(App and web page records)

- - - - - - -

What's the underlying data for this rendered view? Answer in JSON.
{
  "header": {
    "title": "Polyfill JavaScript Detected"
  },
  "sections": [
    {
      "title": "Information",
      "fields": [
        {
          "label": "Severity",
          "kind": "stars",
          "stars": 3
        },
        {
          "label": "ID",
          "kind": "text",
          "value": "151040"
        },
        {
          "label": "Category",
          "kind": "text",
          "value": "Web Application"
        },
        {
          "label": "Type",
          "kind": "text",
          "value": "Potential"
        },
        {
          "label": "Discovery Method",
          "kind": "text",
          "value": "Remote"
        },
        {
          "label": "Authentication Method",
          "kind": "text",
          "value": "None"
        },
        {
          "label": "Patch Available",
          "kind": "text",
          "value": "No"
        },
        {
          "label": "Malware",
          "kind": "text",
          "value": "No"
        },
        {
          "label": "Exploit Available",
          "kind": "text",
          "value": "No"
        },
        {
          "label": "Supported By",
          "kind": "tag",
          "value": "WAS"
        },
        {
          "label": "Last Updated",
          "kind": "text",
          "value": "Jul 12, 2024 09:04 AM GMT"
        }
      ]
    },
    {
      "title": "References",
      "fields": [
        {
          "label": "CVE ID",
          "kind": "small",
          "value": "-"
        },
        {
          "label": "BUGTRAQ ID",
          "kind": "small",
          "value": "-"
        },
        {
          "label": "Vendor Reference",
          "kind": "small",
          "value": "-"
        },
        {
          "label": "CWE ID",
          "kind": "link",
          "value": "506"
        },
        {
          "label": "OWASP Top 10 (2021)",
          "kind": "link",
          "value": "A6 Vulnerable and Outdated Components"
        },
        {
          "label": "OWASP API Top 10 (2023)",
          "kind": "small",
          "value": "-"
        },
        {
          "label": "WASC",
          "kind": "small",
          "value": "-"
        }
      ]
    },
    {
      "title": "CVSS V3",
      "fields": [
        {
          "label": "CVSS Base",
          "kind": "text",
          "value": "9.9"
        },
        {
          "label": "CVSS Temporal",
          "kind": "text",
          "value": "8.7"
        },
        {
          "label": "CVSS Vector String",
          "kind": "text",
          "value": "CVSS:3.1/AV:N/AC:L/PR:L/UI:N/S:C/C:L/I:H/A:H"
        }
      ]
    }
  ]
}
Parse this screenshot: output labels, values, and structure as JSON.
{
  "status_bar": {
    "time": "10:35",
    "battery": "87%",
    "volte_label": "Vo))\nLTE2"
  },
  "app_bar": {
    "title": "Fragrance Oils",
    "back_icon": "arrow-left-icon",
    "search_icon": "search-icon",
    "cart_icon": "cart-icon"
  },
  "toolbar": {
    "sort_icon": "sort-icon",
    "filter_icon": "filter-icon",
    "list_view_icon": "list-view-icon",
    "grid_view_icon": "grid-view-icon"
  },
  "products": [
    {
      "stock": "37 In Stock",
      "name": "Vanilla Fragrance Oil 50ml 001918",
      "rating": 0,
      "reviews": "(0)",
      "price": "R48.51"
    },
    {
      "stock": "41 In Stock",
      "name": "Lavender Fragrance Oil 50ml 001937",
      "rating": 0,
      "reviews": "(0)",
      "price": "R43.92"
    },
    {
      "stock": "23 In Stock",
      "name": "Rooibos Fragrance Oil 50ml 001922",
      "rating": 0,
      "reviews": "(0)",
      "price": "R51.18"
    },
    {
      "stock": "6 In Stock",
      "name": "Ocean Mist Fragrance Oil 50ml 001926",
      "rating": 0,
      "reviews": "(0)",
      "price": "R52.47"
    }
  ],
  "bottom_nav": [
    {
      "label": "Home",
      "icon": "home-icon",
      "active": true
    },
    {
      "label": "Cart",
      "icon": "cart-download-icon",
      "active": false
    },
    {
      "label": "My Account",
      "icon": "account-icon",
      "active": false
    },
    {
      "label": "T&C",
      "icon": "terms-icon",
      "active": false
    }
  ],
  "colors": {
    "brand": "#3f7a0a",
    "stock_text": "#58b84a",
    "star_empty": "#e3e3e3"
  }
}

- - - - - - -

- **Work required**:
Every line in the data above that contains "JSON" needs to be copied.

- **Solution to this task**:
What's the underlying data for this rendered view? Answer in JSON.
Parse this screenshot: output labels, values, and structure as JSON.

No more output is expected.